*EXERCISE GOAL*. Apart from the images, reproduce all of the data word for word.

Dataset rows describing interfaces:

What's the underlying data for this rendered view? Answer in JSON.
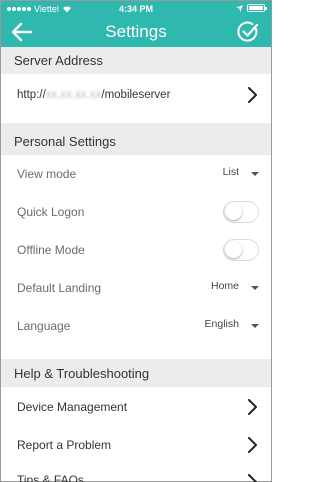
{
  "status_bar": {
    "carrier": "Viettel",
    "time": "4:34 PM"
  },
  "nav": {
    "title": "Settings",
    "back_icon": "arrow-left-icon",
    "confirm_icon": "check-circle-icon"
  },
  "server": {
    "header": "Server Address",
    "url_prefix": "http://",
    "url_blurred": "xx.xx.xx.xx",
    "url_suffix": "/mobileserver"
  },
  "personal": {
    "header": "Personal Settings",
    "view_mode_label": "View mode",
    "view_mode_value": "List",
    "quick_logon_label": "Quick Logon",
    "quick_logon_on": false,
    "offline_mode_label": "Offline Mode",
    "offline_mode_on": false,
    "default_landing_label": "Default Landing",
    "default_landing_value": "Home",
    "language_label": "Language",
    "language_value": "English"
  },
  "help": {
    "header": "Help & Troubleshooting",
    "device_management": "Device Management",
    "report_problem": "Report a Problem",
    "tips_faqs": "Tips & FAQs"
  },
  "colors": {
    "brand": "#2fb8ad",
    "section_bg": "#ececec"
  }
}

*EXERCISE OUTPUT*.
What's the underlying data for this rendered view? Answer in JSON.
{
  "status_bar": {
    "carrier": "Viettel",
    "time": "4:34 PM"
  },
  "nav": {
    "title": "Settings",
    "back_icon": "arrow-left-icon",
    "confirm_icon": "check-circle-icon"
  },
  "server": {
    "header": "Server Address",
    "url_prefix": "http://",
    "url_blurred": "xx.xx.xx.xx",
    "url_suffix": "/mobileserver"
  },
  "personal": {
    "header": "Personal Settings",
    "view_mode_label": "View mode",
    "view_mode_value": "List",
    "quick_logon_label": "Quick Logon",
    "quick_logon_on": false,
    "offline_mode_label": "Offline Mode",
    "offline_mode_on": false,
    "default_landing_label": "Default Landing",
    "default_landing_value": "Home",
    "language_label": "Language",
    "language_value": "English"
  },
  "help": {
    "header": "Help & Troubleshooting",
    "device_management": "Device Management",
    "report_problem": "Report a Problem",
    "tips_faqs": "Tips & FAQs"
  },
  "colors": {
    "brand": "#2fb8ad",
    "section_bg": "#ececec"
  }
}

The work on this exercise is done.